◆ Data for review ◆
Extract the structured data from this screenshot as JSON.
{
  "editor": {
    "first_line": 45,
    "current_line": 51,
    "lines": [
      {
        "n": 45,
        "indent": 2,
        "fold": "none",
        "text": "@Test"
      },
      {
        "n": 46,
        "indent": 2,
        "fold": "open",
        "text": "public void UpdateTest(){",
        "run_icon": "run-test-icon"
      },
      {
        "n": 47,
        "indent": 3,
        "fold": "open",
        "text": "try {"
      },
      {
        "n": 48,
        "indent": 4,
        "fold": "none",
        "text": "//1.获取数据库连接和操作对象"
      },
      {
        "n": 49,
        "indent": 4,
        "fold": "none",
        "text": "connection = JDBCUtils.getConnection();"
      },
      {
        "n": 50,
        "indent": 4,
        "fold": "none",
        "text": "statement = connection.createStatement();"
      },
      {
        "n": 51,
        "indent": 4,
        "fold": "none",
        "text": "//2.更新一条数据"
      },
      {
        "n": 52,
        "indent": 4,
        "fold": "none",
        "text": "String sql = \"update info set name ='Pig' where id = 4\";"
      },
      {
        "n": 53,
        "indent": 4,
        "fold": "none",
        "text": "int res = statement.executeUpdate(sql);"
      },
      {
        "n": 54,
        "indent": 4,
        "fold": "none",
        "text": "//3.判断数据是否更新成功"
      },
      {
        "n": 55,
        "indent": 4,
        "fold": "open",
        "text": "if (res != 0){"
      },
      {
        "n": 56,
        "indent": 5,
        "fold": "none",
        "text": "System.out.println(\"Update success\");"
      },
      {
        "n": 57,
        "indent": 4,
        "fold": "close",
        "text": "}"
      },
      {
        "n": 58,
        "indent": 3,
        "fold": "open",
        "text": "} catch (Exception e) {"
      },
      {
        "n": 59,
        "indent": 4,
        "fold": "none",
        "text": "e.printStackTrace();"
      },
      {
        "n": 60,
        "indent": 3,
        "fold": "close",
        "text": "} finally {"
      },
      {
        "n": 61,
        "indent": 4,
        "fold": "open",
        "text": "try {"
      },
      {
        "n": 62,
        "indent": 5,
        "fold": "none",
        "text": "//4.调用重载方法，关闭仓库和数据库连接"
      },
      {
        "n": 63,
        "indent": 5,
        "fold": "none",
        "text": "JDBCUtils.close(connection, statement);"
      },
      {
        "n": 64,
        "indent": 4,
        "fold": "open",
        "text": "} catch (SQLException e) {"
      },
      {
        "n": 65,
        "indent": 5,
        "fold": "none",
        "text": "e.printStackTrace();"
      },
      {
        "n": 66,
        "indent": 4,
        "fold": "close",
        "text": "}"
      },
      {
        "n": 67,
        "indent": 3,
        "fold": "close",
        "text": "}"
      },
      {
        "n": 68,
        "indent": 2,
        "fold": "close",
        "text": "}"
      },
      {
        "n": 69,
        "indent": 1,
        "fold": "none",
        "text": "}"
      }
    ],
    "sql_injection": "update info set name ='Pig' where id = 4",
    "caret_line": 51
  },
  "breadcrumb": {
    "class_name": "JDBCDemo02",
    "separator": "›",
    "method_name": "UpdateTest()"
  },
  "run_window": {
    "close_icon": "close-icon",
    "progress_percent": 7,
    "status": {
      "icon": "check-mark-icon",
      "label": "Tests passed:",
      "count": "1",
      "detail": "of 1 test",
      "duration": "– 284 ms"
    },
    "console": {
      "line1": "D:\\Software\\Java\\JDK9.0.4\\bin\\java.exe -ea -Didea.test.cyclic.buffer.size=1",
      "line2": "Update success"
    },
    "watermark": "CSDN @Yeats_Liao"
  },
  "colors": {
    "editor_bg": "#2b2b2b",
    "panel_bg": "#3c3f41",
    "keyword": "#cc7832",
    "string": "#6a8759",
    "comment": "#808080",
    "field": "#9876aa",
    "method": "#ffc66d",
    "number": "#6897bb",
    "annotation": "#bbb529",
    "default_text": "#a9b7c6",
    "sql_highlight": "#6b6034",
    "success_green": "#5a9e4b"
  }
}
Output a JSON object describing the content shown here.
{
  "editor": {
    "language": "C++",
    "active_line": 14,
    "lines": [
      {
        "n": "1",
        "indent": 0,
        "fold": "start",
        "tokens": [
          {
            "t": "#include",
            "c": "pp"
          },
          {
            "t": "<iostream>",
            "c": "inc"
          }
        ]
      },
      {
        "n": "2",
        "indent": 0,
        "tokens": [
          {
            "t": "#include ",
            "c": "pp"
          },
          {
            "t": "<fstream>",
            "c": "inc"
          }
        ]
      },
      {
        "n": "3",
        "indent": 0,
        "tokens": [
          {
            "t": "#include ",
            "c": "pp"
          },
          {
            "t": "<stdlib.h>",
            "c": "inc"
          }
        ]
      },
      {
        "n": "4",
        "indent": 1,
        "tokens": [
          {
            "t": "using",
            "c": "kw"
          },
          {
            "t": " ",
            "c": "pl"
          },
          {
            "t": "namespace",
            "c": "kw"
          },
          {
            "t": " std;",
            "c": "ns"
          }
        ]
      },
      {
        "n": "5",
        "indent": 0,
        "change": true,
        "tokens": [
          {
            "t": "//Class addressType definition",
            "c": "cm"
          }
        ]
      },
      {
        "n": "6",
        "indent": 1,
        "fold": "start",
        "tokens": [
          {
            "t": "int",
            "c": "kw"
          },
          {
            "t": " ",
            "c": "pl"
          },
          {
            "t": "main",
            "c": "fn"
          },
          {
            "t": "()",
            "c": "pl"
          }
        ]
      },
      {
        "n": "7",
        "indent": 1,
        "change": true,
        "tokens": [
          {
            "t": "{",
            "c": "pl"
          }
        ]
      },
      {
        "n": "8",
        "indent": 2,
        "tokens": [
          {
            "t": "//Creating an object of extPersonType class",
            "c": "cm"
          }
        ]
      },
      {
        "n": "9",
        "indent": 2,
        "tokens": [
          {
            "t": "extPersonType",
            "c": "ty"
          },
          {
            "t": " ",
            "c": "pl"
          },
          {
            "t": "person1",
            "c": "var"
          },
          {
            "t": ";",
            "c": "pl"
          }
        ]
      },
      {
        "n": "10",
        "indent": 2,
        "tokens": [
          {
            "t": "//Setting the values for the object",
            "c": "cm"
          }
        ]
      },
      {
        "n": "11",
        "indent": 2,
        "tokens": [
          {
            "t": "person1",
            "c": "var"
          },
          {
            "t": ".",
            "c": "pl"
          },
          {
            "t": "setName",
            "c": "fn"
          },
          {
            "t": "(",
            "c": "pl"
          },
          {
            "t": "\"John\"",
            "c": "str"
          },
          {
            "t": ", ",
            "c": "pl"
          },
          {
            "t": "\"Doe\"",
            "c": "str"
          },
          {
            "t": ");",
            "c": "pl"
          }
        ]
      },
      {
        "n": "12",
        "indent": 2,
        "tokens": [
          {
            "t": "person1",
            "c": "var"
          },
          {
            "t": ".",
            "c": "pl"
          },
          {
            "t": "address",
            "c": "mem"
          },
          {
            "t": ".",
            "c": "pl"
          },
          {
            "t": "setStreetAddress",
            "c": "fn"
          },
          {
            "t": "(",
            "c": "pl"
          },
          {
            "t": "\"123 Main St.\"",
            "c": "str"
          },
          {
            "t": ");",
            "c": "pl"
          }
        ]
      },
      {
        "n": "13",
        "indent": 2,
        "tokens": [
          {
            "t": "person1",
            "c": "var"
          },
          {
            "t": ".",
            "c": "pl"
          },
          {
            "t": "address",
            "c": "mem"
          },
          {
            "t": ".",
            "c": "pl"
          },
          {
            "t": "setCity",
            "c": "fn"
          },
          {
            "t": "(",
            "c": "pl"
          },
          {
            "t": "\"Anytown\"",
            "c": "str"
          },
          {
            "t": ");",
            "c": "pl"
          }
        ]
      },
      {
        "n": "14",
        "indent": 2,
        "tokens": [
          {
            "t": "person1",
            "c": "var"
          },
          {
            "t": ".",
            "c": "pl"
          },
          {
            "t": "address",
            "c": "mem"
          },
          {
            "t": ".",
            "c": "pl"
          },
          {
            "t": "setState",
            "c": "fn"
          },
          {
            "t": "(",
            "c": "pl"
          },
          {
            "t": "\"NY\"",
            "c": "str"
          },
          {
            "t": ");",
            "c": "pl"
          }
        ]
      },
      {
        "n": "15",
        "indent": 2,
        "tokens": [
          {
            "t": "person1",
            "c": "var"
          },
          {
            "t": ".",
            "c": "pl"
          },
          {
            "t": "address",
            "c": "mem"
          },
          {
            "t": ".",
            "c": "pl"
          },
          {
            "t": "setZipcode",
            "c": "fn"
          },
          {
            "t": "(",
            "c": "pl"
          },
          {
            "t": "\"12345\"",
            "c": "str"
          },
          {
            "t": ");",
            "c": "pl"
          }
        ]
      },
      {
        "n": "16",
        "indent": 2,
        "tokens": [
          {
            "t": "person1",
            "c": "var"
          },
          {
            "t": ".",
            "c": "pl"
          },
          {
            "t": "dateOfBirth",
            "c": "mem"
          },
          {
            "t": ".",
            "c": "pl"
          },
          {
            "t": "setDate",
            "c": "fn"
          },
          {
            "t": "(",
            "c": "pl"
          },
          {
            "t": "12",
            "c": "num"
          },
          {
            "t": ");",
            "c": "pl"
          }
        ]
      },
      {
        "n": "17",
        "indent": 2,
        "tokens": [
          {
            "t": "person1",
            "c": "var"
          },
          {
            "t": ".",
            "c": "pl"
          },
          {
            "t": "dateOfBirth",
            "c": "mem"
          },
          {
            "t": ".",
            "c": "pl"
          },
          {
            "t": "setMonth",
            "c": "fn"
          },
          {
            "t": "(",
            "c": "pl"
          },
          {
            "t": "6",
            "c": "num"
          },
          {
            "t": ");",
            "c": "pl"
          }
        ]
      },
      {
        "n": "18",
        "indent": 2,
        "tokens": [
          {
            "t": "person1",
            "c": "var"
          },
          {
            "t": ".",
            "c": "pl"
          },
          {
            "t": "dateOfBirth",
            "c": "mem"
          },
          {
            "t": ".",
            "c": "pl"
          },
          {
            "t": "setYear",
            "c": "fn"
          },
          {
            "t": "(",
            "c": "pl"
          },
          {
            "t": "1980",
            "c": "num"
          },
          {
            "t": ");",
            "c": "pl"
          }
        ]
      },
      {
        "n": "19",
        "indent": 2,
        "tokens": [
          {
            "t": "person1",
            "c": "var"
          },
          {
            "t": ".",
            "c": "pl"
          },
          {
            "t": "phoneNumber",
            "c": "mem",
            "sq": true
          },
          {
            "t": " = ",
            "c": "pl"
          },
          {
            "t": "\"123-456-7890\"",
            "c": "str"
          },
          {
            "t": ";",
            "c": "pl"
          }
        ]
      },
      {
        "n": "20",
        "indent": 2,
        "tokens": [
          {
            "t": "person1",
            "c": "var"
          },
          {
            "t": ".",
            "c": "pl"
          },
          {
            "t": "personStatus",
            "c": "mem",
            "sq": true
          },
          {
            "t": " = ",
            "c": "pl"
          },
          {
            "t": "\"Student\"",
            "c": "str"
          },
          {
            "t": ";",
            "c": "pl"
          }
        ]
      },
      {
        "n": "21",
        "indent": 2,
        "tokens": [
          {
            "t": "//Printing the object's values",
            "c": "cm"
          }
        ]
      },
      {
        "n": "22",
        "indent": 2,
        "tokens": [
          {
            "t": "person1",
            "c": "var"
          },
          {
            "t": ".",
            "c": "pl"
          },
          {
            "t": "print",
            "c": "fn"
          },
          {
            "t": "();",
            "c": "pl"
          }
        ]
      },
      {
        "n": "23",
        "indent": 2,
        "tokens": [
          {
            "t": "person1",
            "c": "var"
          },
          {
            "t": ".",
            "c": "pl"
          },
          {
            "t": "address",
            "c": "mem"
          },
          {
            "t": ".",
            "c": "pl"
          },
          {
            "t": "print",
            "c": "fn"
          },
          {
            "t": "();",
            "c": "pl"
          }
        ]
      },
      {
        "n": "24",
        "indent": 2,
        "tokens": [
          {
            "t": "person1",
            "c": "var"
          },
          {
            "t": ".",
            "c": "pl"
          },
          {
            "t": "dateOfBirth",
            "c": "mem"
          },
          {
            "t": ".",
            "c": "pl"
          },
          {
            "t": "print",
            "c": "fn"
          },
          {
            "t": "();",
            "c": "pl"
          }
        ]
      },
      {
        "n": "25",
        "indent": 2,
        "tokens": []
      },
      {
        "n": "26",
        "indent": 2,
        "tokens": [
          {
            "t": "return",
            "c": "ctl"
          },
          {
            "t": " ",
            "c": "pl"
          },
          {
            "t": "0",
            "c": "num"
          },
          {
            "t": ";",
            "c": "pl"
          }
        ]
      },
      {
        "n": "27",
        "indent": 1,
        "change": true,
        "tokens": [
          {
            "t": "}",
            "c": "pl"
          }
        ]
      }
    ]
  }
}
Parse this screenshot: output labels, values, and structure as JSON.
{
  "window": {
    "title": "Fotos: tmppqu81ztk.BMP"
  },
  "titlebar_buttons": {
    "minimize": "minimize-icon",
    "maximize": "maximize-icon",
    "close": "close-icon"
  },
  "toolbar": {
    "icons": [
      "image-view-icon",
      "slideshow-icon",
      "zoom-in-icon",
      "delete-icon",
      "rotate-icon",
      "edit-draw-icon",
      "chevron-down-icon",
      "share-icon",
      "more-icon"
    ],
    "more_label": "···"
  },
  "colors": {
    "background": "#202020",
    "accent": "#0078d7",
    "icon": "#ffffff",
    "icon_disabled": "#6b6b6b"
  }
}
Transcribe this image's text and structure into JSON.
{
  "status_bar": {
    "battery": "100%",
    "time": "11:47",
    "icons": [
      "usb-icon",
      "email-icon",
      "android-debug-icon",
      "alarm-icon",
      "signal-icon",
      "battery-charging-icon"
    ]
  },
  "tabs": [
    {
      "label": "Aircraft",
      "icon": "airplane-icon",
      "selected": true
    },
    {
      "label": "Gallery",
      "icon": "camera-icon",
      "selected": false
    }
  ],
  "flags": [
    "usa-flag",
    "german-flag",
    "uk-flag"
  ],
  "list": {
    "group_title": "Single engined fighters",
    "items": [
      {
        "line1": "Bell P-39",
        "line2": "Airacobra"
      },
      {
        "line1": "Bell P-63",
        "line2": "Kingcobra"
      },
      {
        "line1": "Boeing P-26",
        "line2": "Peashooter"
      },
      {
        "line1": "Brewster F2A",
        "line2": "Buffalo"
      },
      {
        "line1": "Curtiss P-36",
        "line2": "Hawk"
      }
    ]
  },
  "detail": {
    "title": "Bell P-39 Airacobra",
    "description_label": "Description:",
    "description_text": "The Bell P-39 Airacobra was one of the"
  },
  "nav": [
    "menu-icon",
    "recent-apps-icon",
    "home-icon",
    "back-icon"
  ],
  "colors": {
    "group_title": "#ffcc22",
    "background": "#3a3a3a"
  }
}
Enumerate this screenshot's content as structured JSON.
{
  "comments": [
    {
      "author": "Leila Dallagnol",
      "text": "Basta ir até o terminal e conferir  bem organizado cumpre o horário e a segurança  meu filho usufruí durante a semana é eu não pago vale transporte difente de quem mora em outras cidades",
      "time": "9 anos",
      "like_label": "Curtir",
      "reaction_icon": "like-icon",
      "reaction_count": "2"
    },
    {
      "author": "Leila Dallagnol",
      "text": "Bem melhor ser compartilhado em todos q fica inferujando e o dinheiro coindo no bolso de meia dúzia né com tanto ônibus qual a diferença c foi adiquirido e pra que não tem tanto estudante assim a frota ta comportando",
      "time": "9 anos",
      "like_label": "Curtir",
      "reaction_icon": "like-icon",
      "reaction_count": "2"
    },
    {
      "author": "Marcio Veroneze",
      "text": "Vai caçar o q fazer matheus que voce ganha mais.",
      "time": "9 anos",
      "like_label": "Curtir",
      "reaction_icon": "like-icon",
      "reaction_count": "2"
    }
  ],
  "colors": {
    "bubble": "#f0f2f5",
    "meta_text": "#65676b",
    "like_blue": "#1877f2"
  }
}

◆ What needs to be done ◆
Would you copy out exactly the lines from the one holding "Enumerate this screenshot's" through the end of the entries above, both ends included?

◆ Exercise result ◆
Enumerate this screenshot's content as structured JSON.
{
  "comments": [
    {
      "author": "Leila Dallagnol",
      "text": "Basta ir até o terminal e conferir  bem organizado cumpre o horário e a segurança  meu filho usufruí durante a semana é eu não pago vale transporte difente de quem mora em outras cidades",
      "time": "9 anos",
      "like_label": "Curtir",
      "reaction_icon": "like-icon",
      "reaction_count": "2"
    },
    {
      "author": "Leila Dallagnol",
      "text": "Bem melhor ser compartilhado em todos q fica inferujando e o dinheiro coindo no bolso de meia dúzia né com tanto ônibus qual a diferença c foi adiquirido e pra que não tem tanto estudante assim a frota ta comportando",
      "time": "9 anos",
      "like_label": "Curtir",
      "reaction_icon": "like-icon",
      "reaction_count": "2"
    },
    {
      "author": "Marcio Veroneze",
      "text": "Vai caçar o q fazer matheus que voce ganha mais.",
      "time": "9 anos",
      "like_label": "Curtir",
      "reaction_icon": "like-icon",
      "reaction_count": "2"
    }
  ],
  "colors": {
    "bubble": "#f0f2f5",
    "meta_text": "#65676b",
    "like_blue": "#1877f2"
  }
}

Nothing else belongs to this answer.